* _Data for this exercise_
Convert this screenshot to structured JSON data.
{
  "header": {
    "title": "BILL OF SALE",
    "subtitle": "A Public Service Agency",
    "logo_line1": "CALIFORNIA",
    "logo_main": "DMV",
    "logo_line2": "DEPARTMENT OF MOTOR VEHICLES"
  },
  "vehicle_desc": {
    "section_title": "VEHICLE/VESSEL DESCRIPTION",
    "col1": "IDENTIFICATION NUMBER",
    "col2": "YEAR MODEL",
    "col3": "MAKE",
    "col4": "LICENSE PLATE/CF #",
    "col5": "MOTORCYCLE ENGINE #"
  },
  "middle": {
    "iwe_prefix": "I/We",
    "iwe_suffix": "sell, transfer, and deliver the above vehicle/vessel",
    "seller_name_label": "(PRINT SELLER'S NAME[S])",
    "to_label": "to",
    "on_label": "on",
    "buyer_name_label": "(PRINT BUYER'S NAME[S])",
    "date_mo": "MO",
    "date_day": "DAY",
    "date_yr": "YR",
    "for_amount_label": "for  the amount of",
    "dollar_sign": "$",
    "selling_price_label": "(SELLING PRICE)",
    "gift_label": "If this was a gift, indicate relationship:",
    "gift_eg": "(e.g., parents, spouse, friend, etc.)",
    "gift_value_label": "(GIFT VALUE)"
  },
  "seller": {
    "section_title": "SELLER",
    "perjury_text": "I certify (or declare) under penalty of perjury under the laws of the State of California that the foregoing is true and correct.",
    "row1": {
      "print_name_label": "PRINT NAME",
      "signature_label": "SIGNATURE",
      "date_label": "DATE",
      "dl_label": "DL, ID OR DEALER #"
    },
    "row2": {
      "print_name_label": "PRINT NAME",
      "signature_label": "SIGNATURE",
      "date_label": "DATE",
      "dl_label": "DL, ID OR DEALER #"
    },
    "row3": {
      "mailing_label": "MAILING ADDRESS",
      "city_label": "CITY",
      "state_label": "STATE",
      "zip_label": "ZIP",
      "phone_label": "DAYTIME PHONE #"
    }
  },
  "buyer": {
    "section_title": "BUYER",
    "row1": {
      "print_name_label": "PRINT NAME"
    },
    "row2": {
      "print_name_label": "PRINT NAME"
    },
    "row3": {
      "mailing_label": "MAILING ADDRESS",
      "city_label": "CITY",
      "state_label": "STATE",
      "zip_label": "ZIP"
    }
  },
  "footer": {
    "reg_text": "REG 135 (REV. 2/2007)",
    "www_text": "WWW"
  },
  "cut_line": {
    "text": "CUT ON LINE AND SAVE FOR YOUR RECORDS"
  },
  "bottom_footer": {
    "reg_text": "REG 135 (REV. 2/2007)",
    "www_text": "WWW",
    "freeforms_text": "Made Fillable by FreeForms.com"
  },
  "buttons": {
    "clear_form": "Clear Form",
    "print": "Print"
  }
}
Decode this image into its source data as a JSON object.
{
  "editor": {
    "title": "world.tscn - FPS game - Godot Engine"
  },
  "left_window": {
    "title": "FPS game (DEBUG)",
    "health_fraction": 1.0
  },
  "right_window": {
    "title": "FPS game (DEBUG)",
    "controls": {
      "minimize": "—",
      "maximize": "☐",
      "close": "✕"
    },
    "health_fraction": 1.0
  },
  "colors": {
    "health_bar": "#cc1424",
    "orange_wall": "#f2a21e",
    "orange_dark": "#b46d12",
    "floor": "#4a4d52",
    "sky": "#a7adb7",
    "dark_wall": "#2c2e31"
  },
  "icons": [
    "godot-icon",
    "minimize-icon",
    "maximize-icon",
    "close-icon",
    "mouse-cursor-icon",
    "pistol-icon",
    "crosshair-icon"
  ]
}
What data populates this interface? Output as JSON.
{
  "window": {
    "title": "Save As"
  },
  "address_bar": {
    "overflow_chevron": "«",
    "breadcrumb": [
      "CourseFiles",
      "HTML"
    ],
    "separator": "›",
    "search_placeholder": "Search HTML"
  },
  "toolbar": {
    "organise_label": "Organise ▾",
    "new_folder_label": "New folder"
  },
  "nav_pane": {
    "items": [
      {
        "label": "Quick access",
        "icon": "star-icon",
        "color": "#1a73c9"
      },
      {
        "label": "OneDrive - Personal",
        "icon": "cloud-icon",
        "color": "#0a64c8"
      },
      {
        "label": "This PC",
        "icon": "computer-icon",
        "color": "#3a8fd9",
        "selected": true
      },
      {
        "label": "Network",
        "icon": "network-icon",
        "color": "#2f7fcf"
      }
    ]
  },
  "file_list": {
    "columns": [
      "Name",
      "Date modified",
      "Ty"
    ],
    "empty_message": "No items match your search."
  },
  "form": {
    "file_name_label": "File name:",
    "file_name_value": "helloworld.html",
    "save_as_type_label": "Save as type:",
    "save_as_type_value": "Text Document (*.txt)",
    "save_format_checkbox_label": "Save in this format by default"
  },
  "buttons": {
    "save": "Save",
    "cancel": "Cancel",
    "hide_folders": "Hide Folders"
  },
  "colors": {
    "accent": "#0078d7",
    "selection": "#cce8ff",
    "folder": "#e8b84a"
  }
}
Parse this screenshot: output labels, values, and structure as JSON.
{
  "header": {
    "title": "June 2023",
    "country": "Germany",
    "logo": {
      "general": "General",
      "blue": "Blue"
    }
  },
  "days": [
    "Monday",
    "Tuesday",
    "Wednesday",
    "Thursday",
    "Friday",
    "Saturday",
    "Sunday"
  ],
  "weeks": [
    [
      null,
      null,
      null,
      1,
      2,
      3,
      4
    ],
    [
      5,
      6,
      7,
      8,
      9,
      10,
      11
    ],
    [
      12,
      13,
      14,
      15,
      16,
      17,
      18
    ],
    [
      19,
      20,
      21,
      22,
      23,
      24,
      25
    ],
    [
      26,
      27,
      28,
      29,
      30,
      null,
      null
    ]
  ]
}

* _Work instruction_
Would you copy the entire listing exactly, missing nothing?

* _Completed task_
Convert this screenshot to structured JSON data.
{
  "header": {
    "title": "BILL OF SALE",
    "subtitle": "A Public Service Agency",
    "logo_line1": "CALIFORNIA",
    "logo_main": "DMV",
    "logo_line2": "DEPARTMENT OF MOTOR VEHICLES"
  },
  "vehicle_desc": {
    "section_title": "VEHICLE/VESSEL DESCRIPTION",
    "col1": "IDENTIFICATION NUMBER",
    "col2": "YEAR MODEL",
    "col3": "MAKE",
    "col4": "LICENSE PLATE/CF #",
    "col5": "MOTORCYCLE ENGINE #"
  },
  "middle": {
    "iwe_prefix": "I/We",
    "iwe_suffix": "sell, transfer, and deliver the above vehicle/vessel",
    "seller_name_label": "(PRINT SELLER'S NAME[S])",
    "to_label": "to",
    "on_label": "on",
    "buyer_name_label": "(PRINT BUYER'S NAME[S])",
    "date_mo": "MO",
    "date_day": "DAY",
    "date_yr": "YR",
    "for_amount_label": "for  the amount of",
    "dollar_sign": "$",
    "selling_price_label": "(SELLING PRICE)",
    "gift_label": "If this was a gift, indicate relationship:",
    "gift_eg": "(e.g., parents, spouse, friend, etc.)",
    "gift_value_label": "(GIFT VALUE)"
  },
  "seller": {
    "section_title": "SELLER",
    "perjury_text": "I certify (or declare) under penalty of perjury under the laws of the State of California that the foregoing is true and correct.",
    "row1": {
      "print_name_label": "PRINT NAME",
      "signature_label": "SIGNATURE",
      "date_label": "DATE",
      "dl_label": "DL, ID OR DEALER #"
    },
    "row2": {
      "print_name_label": "PRINT NAME",
      "signature_label": "SIGNATURE",
      "date_label": "DATE",
      "dl_label": "DL, ID OR DEALER #"
    },
    "row3": {
      "mailing_label": "MAILING ADDRESS",
      "city_label": "CITY",
      "state_label": "STATE",
      "zip_label": "ZIP",
      "phone_label": "DAYTIME PHONE #"
    }
  },
  "buyer": {
    "section_title": "BUYER",
    "row1": {
      "print_name_label": "PRINT NAME"
    },
    "row2": {
      "print_name_label": "PRINT NAME"
    },
    "row3": {
      "mailing_label": "MAILING ADDRESS",
      "city_label": "CITY",
      "state_label": "STATE",
      "zip_label": "ZIP"
    }
  },
  "footer": {
    "reg_text": "REG 135 (REV. 2/2007)",
    "www_text": "WWW"
  },
  "cut_line": {
    "text": "CUT ON LINE AND SAVE FOR YOUR RECORDS"
  },
  "bottom_footer": {
    "reg_text": "REG 135 (REV. 2/2007)",
    "www_text": "WWW",
    "freeforms_text": "Made Fillable by FreeForms.com"
  },
  "buttons": {
    "clear_form": "Clear Form",
    "print": "Print"
  }
}
Decode this image into its source data as a JSON object.
{
  "editor": {
    "title": "world.tscn - FPS game - Godot Engine"
  },
  "left_window": {
    "title": "FPS game (DEBUG)",
    "health_fraction": 1.0
  },
  "right_window": {
    "title": "FPS game (DEBUG)",
    "controls": {
      "minimize": "—",
      "maximize": "☐",
      "close": "✕"
    },
    "health_fraction": 1.0
  },
  "colors": {
    "health_bar": "#cc1424",
    "orange_wall": "#f2a21e",
    "orange_dark": "#b46d12",
    "floor": "#4a4d52",
    "sky": "#a7adb7",
    "dark_wall": "#2c2e31"
  },
  "icons": [
    "godot-icon",
    "minimize-icon",
    "maximize-icon",
    "close-icon",
    "mouse-cursor-icon",
    "pistol-icon",
    "crosshair-icon"
  ]
}
What data populates this interface? Output as JSON.
{
  "window": {
    "title": "Save As"
  },
  "address_bar": {
    "overflow_chevron": "«",
    "breadcrumb": [
      "CourseFiles",
      "HTML"
    ],
    "separator": "›",
    "search_placeholder": "Search HTML"
  },
  "toolbar": {
    "organise_label": "Organise ▾",
    "new_folder_label": "New folder"
  },
  "nav_pane": {
    "items": [
      {
        "label": "Quick access",
        "icon": "star-icon",
        "color": "#1a73c9"
      },
      {
        "label": "OneDrive - Personal",
        "icon": "cloud-icon",
        "color": "#0a64c8"
      },
      {
        "label": "This PC",
        "icon": "computer-icon",
        "color": "#3a8fd9",
        "selected": true
      },
      {
        "label": "Network",
        "icon": "network-icon",
        "color": "#2f7fcf"
      }
    ]
  },
  "file_list": {
    "columns": [
      "Name",
      "Date modified",
      "Ty"
    ],
    "empty_message": "No items match your search."
  },
  "form": {
    "file_name_label": "File name:",
    "file_name_value": "helloworld.html",
    "save_as_type_label": "Save as type:",
    "save_as_type_value": "Text Document (*.txt)",
    "save_format_checkbox_label": "Save in this format by default"
  },
  "buttons": {
    "save": "Save",
    "cancel": "Cancel",
    "hide_folders": "Hide Folders"
  },
  "colors": {
    "accent": "#0078d7",
    "selection": "#cce8ff",
    "folder": "#e8b84a"
  }
}
Parse this screenshot: output labels, values, and structure as JSON.
{
  "header": {
    "title": "June 2023",
    "country": "Germany",
    "logo": {
      "general": "General",
      "blue": "Blue"
    }
  },
  "days": [
    "Monday",
    "Tuesday",
    "Wednesday",
    "Thursday",
    "Friday",
    "Saturday",
    "Sunday"
  ],
  "weeks": [
    [
      null,
      null,
      null,
      1,
      2,
      3,
      4
    ],
    [
      5,
      6,
      7,
      8,
      9,
      10,
      11
    ],
    [
      12,
      13,
      14,
      15,
      16,
      17,
      18
    ],
    [
      19,
      20,
      21,
      22,
      23,
      24,
      25
    ],
    [
      26,
      27,
      28,
      29,
      30,
      null,
      null
    ]
  ]
}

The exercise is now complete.